If you have any questions for me, please feel free to ask.

Knowledge is power, after all.

Poetry: Two parts of a Whole

If you’ll be my salt, I’ll be your pepper;
be by my side forever and ever.
I’ll be your fruit, if you’ll be my stem;
keep me held high when times are grim.
If you’re my paper and I’m your pen;
let’s 
doodle hope, again and again.
If you’re the wheel then I’m the car;
we’ll roll around together, near or far.
You’ll be mine and I’ll be yours,
so we can be happy forevermore.

© Phoebe McLaughlin – 2015.

POETRY: A Funny Thing

Life is not a funny thing.
It’s not a thing at all.
It holds us up
and pulls us along,
but it isn’t a thing at all.

The ‘things’ are in life itself:
the places, the people,
the falls.
But if you’re feeling
not so stable,
just remember
that you must be thankful.

So, thank you to my dad,
for showing me what a man should be.
Thank you to my friends,
for always being there for me.
Thank you to my sister,
for continuously being you.
Thank you to my cat,
for predictably being a loon.
Thank you to the man that broke my heart,
for melting the ice once again.
Thank you to my best friend,
for helping me dig deep for my zen.
Thank you to my mom,
for putting up with me.
But most of all:
Thank you to myself,
for finally seeing clearly.
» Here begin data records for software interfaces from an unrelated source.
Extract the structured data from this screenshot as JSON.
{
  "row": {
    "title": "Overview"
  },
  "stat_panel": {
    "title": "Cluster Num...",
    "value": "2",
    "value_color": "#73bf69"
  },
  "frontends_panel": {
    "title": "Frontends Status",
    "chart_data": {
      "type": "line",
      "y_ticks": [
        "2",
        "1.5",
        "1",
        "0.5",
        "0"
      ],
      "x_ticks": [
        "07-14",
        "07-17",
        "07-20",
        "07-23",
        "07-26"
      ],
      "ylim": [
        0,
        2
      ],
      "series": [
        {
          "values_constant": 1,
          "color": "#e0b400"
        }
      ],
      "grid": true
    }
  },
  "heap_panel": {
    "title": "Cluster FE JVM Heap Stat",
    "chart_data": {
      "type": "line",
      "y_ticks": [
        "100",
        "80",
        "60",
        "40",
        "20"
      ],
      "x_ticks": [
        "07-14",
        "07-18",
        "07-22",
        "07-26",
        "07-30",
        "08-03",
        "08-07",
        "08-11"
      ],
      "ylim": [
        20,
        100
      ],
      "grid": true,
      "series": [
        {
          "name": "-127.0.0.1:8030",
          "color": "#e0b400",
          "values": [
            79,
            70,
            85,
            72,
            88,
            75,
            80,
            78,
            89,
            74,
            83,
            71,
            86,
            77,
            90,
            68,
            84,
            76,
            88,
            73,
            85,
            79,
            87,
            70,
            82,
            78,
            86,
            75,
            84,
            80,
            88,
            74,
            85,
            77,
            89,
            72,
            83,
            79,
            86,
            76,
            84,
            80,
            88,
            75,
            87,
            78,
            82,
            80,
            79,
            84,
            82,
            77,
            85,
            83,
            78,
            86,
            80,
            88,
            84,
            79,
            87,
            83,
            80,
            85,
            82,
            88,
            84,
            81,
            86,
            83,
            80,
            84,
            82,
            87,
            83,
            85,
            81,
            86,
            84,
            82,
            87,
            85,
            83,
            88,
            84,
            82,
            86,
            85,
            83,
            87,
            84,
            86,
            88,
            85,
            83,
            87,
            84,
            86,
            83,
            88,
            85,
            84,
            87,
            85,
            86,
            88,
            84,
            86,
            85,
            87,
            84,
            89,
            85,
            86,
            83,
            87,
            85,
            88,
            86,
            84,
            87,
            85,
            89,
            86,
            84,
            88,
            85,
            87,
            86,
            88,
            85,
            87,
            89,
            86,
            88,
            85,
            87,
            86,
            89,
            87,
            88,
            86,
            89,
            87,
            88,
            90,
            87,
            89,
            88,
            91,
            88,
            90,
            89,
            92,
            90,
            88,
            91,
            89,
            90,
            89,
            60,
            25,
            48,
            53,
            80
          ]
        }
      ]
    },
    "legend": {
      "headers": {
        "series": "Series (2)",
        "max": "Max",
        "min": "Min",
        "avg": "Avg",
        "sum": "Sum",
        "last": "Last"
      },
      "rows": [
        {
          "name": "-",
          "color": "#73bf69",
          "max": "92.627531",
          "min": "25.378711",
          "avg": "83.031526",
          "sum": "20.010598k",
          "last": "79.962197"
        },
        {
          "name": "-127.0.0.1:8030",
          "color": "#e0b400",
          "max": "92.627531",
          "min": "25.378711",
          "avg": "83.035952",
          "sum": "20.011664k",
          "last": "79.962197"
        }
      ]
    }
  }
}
Now I see that life is a funny thing.
It is strange and it is kind
and the past may sting,
but we should always be thankful
for the memories left behind
as they are a gift to mankind.

© Phoebe McLaughlin – 2015.

Poetry: A Nervous Twitch

A nervous twitch syncs with a watchful clock,
minds fading in and out of focus:
tick, tick, tick, tick…
People congeal in thin aisles, waiting
for sliding doors to give relief to strangers
standing too close.
Alone, a bag waits;
abandoned by its owner – a coward
with a cause.

A nervous twitch hides behind shifting eyes
that watch the last few minutes of lives.
The man daydreaming out the window,
his eyes moving
back and forth, back and forth.
The small child poking her reflection
in a shiny red balloon.
Pop.
Red faced, she weeps.

A nervous twitch eased with closing doors.
Proud footsteps leaving unknowing halls,
without a trace.
His eyes flicker passed faces looking
like cars on a midnight motor way.
Dipping in and out of the crowd his watch
tick, tick, ticks.
Light footsteps pad on walked paths;
enough time, enough space.

Tick, tick…

A nervous twitch made from a spark
as a line of zeroes freeze in time.
Thoughts stop dead in their tracks,
clasping hands fall away and
emotions disperse into air.
Faces melt into memories.

Silence
fills passengers’ ears
while deafening those not so near.

© Phoebe McLaughlin – November 2012.